Senator, Of course USAirways (not USAir) still does exist (http://www.usairways.com/Default.aspx) despite their merger with American. I suspect that the two brands will run parallel for a while and certainly all USAirways flights remain coded as US for the summer schedule at least.
Edited: USAir to USAirways2 Apr 2014
@TominScotland , I think something was lost in translation 🙂
The name (and brand) of the airline is US Airways and not USAir. For the time being, and until the Federal Aviation Administration (FAA) issues one operating certificate for the new American Airlines both airlines operate separately.
I was merely trying to play a bit of amateurish branding police and add some fun to the discussion:
1970s: Deregulation and rebranding
Allegheny changed its name to USAir in 1979 following the passage of the Airline Deregulation Act the previous year, which enabled the airline to expand its route network into the southeastern United States
1990s: Rebranding, fleet modernization, and failed sell-off
On November 12, 1996, the airline announced that it would change its name to US Airways and introduce a new corporate identity in early 1997.
So I was wrong, it was even much earlier than I though 🙂
However, the airline known as USAir rebranded 18 years ago..2 Apr 2014
Thanks, Senator – I have amended my post.
I guess the brand transition to American will be similar to that with United and Continental. IIANM, they operated in parallel for some considerable time before the Continental brand identity disappeared.
As it is USAirways retains its brand identity and has filed for the listed code shares with BA under that identity.2 Apr 2014
I am actually really worried about this merger. I have shifted my allegiance to American from United/Continental for domestic travel in the US. Over the past two and half years, I have probably close to 25 segments with American in the US, to Hawaii and Caribbean. Bar two flights, all in Business (as it is called to the Caribbean) or First and with the notable exception of a Curacao – Miami early morning flights they have been stellar.
I have however, avoided US Airways like the plague for a long time. I am worried that the pre-merger US Airways management team is running the new American, and I worry that the clear progress made by AA will reverse.
Now, in terms of Avios I find that these last minute redemptions for American (and now US Airways) to be of great value. A last minute, one-way trip from JFK-DCA can easily run you $400, but can be had for 4,500 Avios + $2.50. We needed to bring someone down from DCA to MIA around New Years. Flights where $500 one-way in the back, and redemption was 9,000 Avios + $2.50. Great value for Avios.2 Apr 2014
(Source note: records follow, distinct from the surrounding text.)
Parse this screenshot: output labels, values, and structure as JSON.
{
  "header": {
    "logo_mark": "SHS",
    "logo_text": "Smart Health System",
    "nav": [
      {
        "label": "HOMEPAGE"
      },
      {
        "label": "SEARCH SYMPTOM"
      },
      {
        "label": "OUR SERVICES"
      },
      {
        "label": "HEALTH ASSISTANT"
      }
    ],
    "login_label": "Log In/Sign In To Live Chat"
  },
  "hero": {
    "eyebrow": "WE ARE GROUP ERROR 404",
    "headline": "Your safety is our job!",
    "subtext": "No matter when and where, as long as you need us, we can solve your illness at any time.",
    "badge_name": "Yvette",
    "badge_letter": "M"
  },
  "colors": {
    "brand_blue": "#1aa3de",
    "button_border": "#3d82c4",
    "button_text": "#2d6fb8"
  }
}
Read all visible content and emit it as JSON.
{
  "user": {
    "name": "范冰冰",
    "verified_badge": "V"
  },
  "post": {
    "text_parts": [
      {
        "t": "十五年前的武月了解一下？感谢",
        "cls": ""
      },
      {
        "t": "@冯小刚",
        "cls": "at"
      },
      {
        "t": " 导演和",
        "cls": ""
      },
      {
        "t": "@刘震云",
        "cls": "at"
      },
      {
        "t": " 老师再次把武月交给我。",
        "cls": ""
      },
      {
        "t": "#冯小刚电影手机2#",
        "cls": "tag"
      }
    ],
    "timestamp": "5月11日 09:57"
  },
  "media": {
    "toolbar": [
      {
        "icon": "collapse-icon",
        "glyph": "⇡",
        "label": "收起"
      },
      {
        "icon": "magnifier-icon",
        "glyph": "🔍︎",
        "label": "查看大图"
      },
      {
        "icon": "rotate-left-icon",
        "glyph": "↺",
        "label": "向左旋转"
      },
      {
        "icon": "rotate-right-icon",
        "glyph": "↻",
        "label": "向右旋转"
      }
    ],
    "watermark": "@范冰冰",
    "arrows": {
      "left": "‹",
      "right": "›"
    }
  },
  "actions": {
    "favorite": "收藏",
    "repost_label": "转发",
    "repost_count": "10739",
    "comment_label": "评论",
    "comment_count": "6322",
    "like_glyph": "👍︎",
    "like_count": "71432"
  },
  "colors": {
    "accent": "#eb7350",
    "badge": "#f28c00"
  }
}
I used Usair purely as shortform, one assume most if not all here know the airline under discussion. I’m not overly concerned with the sensitivities of Phoenix based branding people !
Title was also chosen for brevity, and I did clearly confirm in the body of the text that the difference in fees is the lack of fuel surcharge.
Now, to get this thread back ON-TOPIC….
The key point of the posting is that BA are not applying fuel surcharges to USair flights leaving the UK. This is a welcome, but strangely different policy compared to the policy for AA redemption flights booked on BA using Avios. One would imagine that BA would have the same rules for both US and AA given they are merged airlines, and both being one-world partners.
I have just tried booking MAN-LHR-PHI, and again there is no fuel surcharge, pricing up £236 cheaper return to select the USair flight out of LHR instead of the BA one.
As a comparison, the AA LHR-RDU flight does charge a fuel surcharge, in line with all UK departure AA flights booked on BA.
I think this the first example of US bound redemptions out of the UK, booked on BA that do not levy a fuel surcharge/carrier imposed fee.2 Apr 2014
@tangey1, sorry if my posting did under any form seemed offensive. It was merely more pun-like as any business spend millions to ensure their brand is used correctly 🙂
Back to the discussion: I find the consistent inconsistency across the world frustrating. Fuel surcharges should be removed from redemption, but there is less to do about government taxes and fees,2 Apr 2014